What is meant by the "generally known" exception to former client confidentiality?

January 2018 | Eye on Ethics


Model Rule 1.9(c)(1) Duties to Former Clients of the ABA Model Rules of Professional Conduct provides that a lawyer can use information relating to the representation of a former client so long as the information has become “generally known.”

But just what does “generally known” mean in this context?  Last week, the ABA Standing Committee on Ethics and Professional Responsibility issued Formal Opinion 479 The “Generally Known” Exception to Former-Client Confidentiality in which it attempted to answer that very question.

ABA Model Rule 1.6 Confidentiality of Information  prohibits a lawyer from revealing information relating to the representation of a current client unless the client consents or one of the enumerated exceptions applies.

Rule 1.9(c)(2) similarly prohibits a lawyer from revealing information about a former client except as the Rules would permit or require with respect to a client, thus incorporating the protections of Model Rule 1.6.

1.9(c)(1) prohibits a lawyer from using information about a former client unless the Rules permit or require it or if the information has become “generally known.” However, neither the Rules nor the Comments provide a definition of the term.

The committee noted that state bar opinions and other authorities that have considered the question have had an easier time deciding what is not generally known as opposed to defining what is.

Reviewing the various authorities that have discussed the generally known concept, the committee found helpful this quote from Roy Simon’s New York Rules of Professional Conduct Annotated (2017), which discussed the meaning of generally known:

…[T]he phrase “generally known” means much more than publicly available or accessible. It means that the information has already received widespread publicity. For example, a lawyer working on a merger with a Fortune 500 company could not whisper a word about it during the pre-offer stages, but once the offer is made—for example, once AOL and Time Warner have announced their merger, and the Wall Street Journal has reported it on the front page, and the client has become a former client—then the lawyer may tell the world. After all, most of the world already knows. . ..
[O]nly if an event gained considerable public notoriety should information about it ordinarily be considered “generally known.”

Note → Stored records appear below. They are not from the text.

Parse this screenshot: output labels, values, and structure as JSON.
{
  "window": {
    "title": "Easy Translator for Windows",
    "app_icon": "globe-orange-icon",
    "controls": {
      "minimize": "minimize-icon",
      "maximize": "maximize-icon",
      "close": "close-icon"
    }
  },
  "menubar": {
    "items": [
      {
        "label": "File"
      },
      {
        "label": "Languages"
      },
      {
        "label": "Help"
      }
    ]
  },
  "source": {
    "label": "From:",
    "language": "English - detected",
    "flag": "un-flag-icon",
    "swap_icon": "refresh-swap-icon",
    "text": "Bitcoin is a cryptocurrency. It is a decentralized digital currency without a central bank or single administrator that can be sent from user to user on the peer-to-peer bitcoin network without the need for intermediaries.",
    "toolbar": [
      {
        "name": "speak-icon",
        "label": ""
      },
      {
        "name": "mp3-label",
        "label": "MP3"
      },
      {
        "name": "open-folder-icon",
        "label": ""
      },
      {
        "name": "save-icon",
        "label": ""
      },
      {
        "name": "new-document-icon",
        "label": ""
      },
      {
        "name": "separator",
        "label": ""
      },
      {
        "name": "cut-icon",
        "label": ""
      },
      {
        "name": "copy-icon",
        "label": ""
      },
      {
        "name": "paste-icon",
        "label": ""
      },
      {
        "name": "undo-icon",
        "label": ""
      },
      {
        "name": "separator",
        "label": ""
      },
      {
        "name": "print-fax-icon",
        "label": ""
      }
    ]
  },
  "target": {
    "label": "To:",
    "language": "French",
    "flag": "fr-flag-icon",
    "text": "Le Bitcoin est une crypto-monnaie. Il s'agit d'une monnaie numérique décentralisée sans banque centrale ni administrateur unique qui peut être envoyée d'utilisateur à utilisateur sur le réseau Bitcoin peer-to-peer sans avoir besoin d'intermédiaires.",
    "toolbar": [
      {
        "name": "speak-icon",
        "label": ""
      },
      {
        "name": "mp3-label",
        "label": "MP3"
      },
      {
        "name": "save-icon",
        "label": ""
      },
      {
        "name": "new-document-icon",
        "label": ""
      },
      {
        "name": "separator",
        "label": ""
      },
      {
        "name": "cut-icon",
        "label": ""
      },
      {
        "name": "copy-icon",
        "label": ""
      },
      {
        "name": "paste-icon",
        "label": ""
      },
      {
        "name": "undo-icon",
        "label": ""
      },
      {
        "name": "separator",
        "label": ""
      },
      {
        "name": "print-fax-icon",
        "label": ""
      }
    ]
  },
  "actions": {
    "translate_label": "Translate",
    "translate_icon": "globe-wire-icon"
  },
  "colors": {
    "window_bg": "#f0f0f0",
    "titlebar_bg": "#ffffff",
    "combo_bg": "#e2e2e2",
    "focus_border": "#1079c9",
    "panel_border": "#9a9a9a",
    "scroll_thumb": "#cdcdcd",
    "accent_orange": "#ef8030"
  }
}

Looking to state bar opinions that have been issued on this topic, the committee referred to New York State Bar Opinion 991 (2013), which stated that “information is generally known only if it is known to a sizeable percentage of people in the local community or in the trade, field or profession to which the information relates.”

Illinois State Bar Opinion 05-01 (2006) stated that information is generally known if it is “common knowledge in the community.”

The committee also cited to The Law of Lawyering by Geoffrey C. Hazard Jr., W. William Hodes and Peter R. Jarvis. Their discussion of the scope of the 1.9(c)(1) generally known provision explains:

…It seems likely that both the Kutak Commission and the Ethics 2000 Commission . . .  had in mind situations in which a lawyer has worked with a company in various legal contexts, learned considerable information about its products and practices, and later seeks to use this information in connection with [the] representation of an adverse party in an unrelated lawsuit or transaction of some kind. 

Geoffrey Hazard was the official reporter to the Kutak Commission, which was responsible for drafting the Model Rules of Professional Conduct in the early 1980s.

In conclusion, the committee stated that information is generally known when it has been widely disseminated through established media sources such as newspapers, websites, radio or social media. Information is also considered to be generally known to a particular trade or industry if it is “announced, discussed or identified in what reasonable members of the industry, trade or profession would consider a leading print or online publication or other resource in the particular field.”

However, the committee found that “[i]nformation is not generally known simply because it is available in the public domain or available in a public file.”

Therefore, just because information is publicly available whether it be in a public library or in a court file, or because the information has been discussed in open court does necessarily mean that the information is generally known for the purposes of Rule 1.9(c)(1).